Unfortunately, some of Conklin’s work misses the mark. He created the sets for the outrageous production of Verdi’s “Il Trovatore” borrowed from Seattle and seen here to the consternation of San Francisco Opera audiences in 2002.
The “Idomeneo” sets are a mixture of good and bad. Underlying them is the general recognition that Crete, the island that Idomeneo rules, is tectonically active, and that Cretan civilization has suffered disastrous earthquakes and tidal waves. We are immersed in broken Ancient Greek architecture. Columns, pediments, stone arches, all are cracked and are missing pieces.

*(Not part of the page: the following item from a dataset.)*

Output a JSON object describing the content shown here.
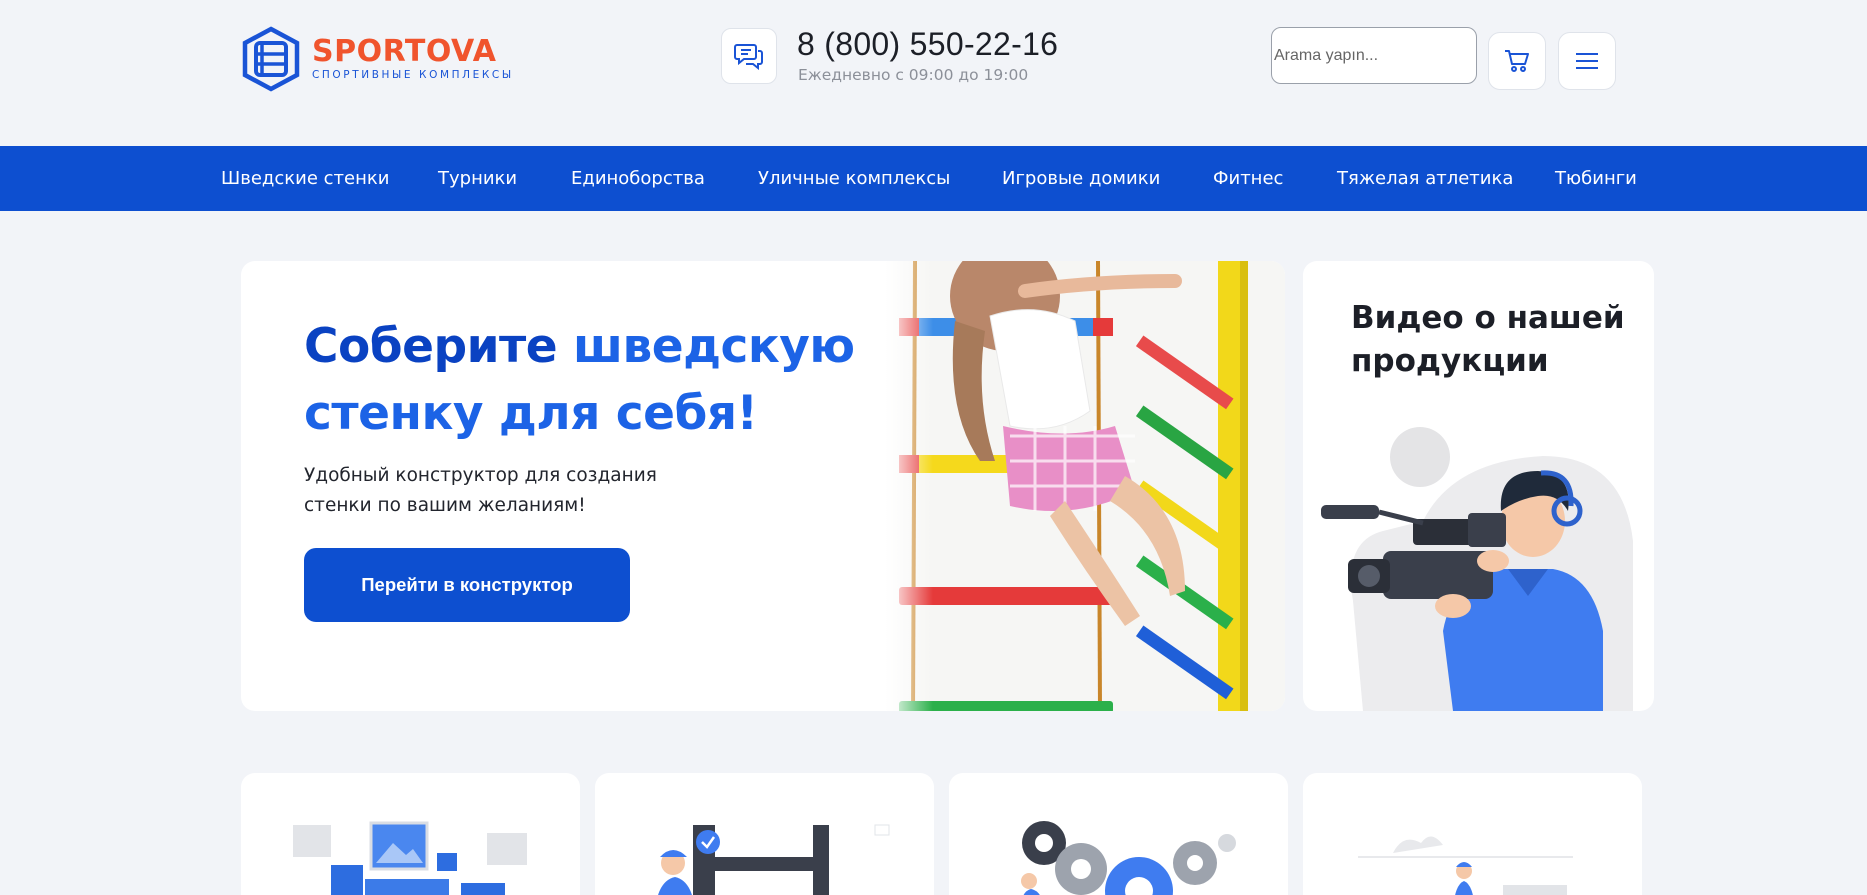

Reality is broken too, with pieces of columns and statuary and other architectural fragments hanging surreally from the air. (Between the 1999 and 2008 mountings of Conklin’s “Idomeneo” sets, San Francisco observed his surreal motives in extremis through the Seattle “Trovatore” with giant heads of philosophers hanging above a troubadour’s grand piano.)
Although there are much higher priorities than creating a new production of “Idomeneo”, management should make a note NOT to revive this particular production for a fourth time in San Francisco. There is enough that is positive about it that one could imagine some of the regional companies with capacity for set construction “refurbishing” this one, discarding, at a minimum, the fragments of structures that hang from the air.
Should anyone ask, my favorite “Idomeneo” production shown in San Francisco was the one for which Jean-Pierre Ponnelle devised the sets, costumes and stage direction for the Cologne Opera, which he brought to the Bay Area in 1977. That one, if it still exists somewhere, is imminently revivable.
When Stars are Born
It may be of interest to some, that the late San Francisco Opera former general director Kurt Herbert Adler, for whom the Adler Fellows were named, had more than one experience in figuring out what to do when a principal suddenly became unavailable for performance.
Perhaps the most memorable instance was the night in 1961 that Margarethe Bence was scheduled to sing Fenena in Verdi’s “Nabucco” but became ill the prior day. Janis Martin, then a young soprano, was called upon to learn the part in 24 hours. She performed gloriously, and the gratitude and admiration for her effort led Adler to reward her with future major parts that launched one of the 20th century’s great careers.
We may look back on the Sunday matinee of October 26, 2008 as such a turning point in the career of Daniela Mack.